Background: Depression is familial. Evidence shows that untreated postnatal depression is associated with adverse outcomes for the child. Few studies have traced prospectively the course of maternal depression through pregnancy, the postnatal period and the following 16 years in relation to adolescent offspring depression.
Method: The sample was recruited from two general practice antenatal clinics. Of 151 mother-child dyads followed from pregnancy to 16 years, information on the course of maternal depression and on depression in adolescent offspring was available for 127 (84%).
Results: Two-thirds (82/125) of the women had been depressed during the 17-year time period, with the majority (54/82) experiencing more than one episode. A third of the women were depressed in pregnancy (41/124). Over half of these women (23/41) had consulted a doctor about their mental health prior to being pregnant and almost 90% (35/39) had further episodes during the child's lifetime. 14% (18/127) of the adolescent offspring were diagnosed with a depressive disorder at 16 years. Every depressed adolescent had been exposed to maternal depression. The risk of depression for the 16-year-olds exposed to antenatal depression was 4.7 times greater than for offspring not so exposed. The effect of antenatal depression was mediated by repeated exposure.

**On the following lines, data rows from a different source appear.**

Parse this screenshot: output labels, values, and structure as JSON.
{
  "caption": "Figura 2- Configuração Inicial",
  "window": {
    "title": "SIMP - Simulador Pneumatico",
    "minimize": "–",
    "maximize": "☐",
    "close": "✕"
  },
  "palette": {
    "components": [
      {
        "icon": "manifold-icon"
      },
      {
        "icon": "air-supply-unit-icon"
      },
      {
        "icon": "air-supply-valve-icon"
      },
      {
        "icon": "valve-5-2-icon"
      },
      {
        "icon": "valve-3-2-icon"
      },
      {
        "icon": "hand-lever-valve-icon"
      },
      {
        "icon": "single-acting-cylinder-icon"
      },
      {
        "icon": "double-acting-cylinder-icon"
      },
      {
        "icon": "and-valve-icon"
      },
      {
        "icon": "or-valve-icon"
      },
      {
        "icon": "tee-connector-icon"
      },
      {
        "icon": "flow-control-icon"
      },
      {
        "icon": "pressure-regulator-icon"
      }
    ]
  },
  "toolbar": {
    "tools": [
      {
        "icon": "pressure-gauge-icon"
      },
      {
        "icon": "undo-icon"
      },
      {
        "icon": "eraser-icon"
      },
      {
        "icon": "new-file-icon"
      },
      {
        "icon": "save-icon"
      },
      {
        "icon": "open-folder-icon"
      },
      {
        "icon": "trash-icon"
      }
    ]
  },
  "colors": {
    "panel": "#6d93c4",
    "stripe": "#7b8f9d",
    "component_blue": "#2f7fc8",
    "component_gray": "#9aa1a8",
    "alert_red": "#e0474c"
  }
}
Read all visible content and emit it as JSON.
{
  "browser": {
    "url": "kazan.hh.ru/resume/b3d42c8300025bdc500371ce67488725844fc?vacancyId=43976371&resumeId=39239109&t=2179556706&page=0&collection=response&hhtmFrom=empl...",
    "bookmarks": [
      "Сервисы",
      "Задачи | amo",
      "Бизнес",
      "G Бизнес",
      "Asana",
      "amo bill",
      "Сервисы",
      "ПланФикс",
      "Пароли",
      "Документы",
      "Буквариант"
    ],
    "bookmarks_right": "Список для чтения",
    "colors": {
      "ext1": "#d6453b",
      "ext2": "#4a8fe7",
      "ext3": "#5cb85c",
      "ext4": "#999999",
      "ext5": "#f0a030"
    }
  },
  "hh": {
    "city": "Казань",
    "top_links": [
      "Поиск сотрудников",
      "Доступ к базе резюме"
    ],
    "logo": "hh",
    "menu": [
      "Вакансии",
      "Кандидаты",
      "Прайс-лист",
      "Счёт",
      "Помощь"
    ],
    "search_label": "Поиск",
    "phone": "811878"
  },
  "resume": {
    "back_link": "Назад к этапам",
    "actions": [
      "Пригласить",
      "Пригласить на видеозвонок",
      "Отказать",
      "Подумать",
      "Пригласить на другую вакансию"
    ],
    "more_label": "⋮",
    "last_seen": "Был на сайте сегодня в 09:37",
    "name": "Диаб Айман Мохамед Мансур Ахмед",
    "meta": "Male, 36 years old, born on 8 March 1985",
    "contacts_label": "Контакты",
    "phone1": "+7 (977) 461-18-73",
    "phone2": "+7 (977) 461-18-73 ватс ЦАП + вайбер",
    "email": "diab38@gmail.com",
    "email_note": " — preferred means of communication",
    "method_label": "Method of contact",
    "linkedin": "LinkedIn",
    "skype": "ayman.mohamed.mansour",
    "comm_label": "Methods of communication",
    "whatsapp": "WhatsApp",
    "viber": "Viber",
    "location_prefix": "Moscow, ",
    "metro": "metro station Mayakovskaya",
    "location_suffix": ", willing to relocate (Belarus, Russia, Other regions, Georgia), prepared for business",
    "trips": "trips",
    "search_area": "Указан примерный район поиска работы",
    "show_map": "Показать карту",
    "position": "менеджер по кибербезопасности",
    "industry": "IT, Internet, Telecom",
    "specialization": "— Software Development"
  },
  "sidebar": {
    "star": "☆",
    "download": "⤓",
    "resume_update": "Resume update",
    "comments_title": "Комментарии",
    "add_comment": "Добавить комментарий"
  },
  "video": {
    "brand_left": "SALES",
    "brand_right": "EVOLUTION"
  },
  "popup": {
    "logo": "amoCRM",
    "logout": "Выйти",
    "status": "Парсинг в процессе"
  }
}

Limitations: The number of study participants is small and limited to an inner-city population. Only depression spectrum diagnoses in the adolescent offspring have been considered.

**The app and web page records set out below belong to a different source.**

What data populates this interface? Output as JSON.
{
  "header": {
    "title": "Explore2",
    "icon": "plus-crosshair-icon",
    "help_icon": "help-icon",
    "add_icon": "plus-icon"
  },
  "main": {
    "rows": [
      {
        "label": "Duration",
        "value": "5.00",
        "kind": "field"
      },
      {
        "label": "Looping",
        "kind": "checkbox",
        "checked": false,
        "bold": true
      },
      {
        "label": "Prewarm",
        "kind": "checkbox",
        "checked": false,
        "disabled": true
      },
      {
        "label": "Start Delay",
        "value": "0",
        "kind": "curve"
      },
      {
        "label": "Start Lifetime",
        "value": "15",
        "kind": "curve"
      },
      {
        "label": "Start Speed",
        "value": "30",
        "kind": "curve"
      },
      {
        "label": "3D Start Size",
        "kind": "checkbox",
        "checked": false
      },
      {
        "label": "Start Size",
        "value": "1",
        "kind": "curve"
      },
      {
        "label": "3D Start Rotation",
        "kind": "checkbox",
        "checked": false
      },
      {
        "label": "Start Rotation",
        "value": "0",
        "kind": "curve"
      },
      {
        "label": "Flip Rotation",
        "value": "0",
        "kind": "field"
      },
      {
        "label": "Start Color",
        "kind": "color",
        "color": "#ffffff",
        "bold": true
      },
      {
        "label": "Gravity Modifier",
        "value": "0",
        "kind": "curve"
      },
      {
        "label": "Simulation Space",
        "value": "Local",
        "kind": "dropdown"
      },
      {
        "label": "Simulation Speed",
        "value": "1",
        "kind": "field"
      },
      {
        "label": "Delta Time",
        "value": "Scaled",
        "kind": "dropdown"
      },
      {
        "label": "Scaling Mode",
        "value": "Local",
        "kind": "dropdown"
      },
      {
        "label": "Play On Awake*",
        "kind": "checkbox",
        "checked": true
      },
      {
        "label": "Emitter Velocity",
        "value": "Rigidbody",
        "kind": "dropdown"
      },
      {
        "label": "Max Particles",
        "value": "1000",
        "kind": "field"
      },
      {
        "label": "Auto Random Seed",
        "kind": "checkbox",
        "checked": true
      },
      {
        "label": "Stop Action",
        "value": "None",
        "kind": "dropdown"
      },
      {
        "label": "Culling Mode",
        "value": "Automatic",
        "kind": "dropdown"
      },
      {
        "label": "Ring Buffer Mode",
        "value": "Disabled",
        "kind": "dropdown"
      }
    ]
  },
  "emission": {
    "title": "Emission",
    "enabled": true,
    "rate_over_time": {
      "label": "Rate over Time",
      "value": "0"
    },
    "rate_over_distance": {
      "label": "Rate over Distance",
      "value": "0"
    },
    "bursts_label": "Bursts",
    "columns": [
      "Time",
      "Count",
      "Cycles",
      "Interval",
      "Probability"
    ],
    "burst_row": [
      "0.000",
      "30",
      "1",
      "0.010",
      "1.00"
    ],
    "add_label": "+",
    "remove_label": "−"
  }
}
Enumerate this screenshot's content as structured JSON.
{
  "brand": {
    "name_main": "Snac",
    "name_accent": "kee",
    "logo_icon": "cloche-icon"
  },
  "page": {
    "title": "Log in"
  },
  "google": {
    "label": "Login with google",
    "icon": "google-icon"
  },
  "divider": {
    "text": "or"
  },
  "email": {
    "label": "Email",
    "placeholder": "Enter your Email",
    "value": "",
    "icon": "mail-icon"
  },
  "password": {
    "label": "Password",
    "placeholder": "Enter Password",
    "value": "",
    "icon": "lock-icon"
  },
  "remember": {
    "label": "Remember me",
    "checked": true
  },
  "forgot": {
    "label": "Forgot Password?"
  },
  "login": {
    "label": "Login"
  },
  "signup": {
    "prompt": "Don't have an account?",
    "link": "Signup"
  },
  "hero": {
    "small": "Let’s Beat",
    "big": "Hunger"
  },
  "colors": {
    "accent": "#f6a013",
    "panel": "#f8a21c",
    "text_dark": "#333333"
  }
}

Conclusions: Detection of depression in pregnancy identifies mothers at risk of further depressive episodes and a group of children who are at risk of depression in adolescence.